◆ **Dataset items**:

== Segment start ==

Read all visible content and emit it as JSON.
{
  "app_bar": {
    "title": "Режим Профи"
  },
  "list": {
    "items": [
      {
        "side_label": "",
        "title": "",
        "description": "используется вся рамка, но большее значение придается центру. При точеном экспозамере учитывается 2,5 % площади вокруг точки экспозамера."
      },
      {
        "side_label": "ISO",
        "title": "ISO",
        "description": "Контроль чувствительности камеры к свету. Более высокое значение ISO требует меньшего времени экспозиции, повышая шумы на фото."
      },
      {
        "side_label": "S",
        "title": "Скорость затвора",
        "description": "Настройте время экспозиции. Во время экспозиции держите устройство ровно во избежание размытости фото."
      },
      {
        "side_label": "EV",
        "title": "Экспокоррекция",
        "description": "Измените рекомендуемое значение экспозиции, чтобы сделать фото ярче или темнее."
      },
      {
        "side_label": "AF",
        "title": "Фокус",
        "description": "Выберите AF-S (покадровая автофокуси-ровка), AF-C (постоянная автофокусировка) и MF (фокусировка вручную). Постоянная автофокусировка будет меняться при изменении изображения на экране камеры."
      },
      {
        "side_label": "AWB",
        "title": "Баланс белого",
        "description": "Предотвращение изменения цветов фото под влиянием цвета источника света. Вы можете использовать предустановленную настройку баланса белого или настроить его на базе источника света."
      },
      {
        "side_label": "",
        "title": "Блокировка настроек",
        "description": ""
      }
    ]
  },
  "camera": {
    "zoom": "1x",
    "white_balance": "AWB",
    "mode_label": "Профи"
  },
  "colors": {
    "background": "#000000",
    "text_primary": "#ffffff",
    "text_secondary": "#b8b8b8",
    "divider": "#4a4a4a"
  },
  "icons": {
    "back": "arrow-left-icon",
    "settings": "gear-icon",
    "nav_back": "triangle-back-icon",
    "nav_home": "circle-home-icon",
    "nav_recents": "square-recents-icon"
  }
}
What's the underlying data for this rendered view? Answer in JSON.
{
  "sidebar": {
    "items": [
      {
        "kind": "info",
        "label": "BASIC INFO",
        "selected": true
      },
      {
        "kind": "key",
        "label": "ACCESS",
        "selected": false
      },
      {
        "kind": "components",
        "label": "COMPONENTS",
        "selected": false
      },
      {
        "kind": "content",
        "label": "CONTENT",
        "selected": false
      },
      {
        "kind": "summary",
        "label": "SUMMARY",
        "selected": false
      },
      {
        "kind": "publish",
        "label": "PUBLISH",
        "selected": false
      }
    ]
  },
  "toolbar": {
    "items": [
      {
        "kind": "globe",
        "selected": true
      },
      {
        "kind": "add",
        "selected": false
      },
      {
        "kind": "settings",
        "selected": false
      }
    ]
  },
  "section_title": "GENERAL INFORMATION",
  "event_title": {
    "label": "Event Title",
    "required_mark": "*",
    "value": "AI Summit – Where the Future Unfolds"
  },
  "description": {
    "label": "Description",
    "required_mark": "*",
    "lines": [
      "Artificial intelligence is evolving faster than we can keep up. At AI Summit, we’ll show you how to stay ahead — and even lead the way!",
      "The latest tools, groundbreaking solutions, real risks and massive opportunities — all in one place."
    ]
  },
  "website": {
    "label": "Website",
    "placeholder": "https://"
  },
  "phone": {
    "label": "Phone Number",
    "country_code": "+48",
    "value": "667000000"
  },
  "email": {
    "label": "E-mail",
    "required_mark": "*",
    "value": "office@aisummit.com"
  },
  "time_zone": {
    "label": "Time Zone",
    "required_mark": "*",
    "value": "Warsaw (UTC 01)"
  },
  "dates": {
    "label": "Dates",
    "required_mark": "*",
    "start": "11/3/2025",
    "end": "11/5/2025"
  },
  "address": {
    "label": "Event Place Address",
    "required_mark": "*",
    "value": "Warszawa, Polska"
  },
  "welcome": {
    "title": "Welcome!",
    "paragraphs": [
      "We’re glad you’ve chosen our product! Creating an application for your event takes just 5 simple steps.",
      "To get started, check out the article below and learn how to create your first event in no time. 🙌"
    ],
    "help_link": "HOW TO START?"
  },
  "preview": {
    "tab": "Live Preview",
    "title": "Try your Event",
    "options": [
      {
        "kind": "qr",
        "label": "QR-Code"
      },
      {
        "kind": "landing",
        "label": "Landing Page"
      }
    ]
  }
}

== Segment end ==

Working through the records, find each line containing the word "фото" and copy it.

        "description": "Контроль чувствительности камеры к свету. Более высокое значение ISO требует меньшего времени экспозиции, повышая шумы на фото."
        "description": "Настройте время экспозиции. Во время экспозиции держите устройство ровно во избежание размытости фото."
        "description": "Измените рекомендуемое значение экспозиции, чтобы сделать фото ярче или темнее."
        "description": "Предотвращение изменения цветов фото под влиянием цвета источника света. Вы можете использовать предустановленную настройку баланса белого или настроить его на базе источника света."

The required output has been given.